═════ DATA TO PROCESS ═════
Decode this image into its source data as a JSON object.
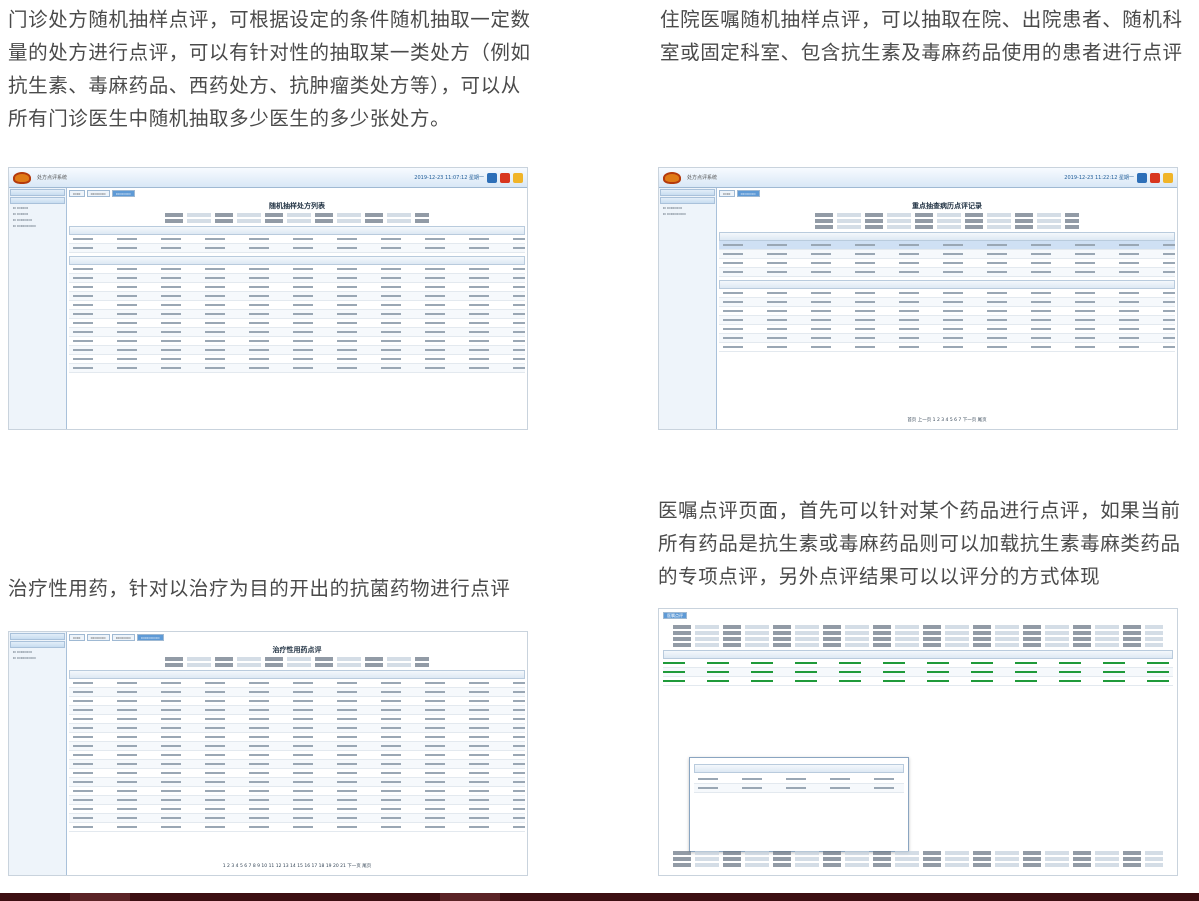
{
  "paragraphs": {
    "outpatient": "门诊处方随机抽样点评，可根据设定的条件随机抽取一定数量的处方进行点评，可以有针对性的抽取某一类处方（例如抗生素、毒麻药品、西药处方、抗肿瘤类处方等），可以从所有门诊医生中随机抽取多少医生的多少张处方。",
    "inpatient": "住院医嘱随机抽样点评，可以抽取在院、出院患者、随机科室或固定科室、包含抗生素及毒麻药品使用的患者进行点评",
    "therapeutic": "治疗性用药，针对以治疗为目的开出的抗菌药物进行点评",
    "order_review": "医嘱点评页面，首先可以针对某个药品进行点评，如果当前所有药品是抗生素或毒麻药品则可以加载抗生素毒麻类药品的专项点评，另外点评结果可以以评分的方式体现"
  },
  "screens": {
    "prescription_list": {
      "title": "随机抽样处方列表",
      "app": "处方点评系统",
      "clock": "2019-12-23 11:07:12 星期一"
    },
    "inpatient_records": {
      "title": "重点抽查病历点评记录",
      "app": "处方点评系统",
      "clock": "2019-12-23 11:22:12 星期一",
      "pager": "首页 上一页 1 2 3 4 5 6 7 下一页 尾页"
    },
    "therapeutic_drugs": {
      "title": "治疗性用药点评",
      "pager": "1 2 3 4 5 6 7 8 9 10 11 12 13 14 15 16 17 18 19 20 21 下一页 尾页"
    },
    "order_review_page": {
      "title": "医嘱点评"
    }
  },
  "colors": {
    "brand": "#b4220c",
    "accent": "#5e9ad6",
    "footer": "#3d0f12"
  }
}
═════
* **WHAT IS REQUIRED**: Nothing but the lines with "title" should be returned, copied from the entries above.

* **ANSWER SECTION**:
      "title": "随机抽样处方列表",
      "title": "重点抽查病历点评记录",
      "title": "治疗性用药点评",
      "title": "医嘱点评"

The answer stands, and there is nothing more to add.